Today, the company employs 55 developers and five administrators in Russia, including two project managers who supervise software development plants in Moscow and St. Petersburg and communicate directly with Aelita’s clients in the United States. The company’s customers include U.S. and international banks, government agencies, educational institutions and major technology and telecommunications companies, including AT&T, Lucent Technologies and GTE.

In 1998, Aelita had $1.3 million in sales; Timashev projected $3.5 million in sales in 1999.

Timashev vigorously maintains that worker availability — not the cost savings — was key to moving his development operation overseas. While Russian developers at Aelita earn $15,000 annually compared to between $45,000 and $50,000 for the same job in Columbus, he says employees live comfortably on the salary there.

Furthermore, he says, other costs involved in using Russian developers — telephone calls, Internet access and foreign taxes — tend to offset any savings in salary.

“To pay a $15,000 salary will end up costing me $35,000 to $40,000 because of the taxes in Russia,” he explains.

Timashev says his company provides at least two bonuses a year to developers at product release times, worth between 50 percent and 100 percent of a worker’s monthly salary. Although he doesn’t provide his Russian staff with health and retirement benefits, he says these benefits are provided by the Russian government with a portion of the taxes he pays.

Because of the poor economic climate in Russia, employee turnover is minimal, he adds. Only a couple of workers have left his Russian work sites. Still, he says, management and communication are — and will remain — problems because they are done remotely.

To minimize problems, he communicates with his project managers through teleconferencing and e-mail. Hiring good managers, he adds, reduces supervisory and communication difficulties overall.

That will be increasingly important in the coming year as Timashev looks to expand his company. He wants to further Aelita’s sales and marketing presence in New York, Chicago, San Francisco, Seattle and Houston and is looking for venture capital to finance the growth.

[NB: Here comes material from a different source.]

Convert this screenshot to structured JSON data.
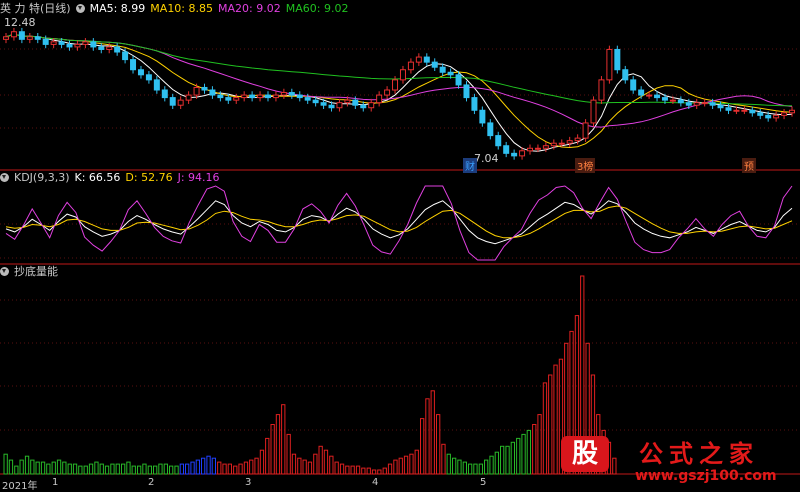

Although the Russian connection has proven lucrative for Timashev thus far, he doesn’t recommend using the strategy without knowing Russian culture, especially its business culture.

“If you don’t know it yourself, hire someone who does,” he says.

Muntaqima Abdur-Rashid is a Columbus-based free-lance writer.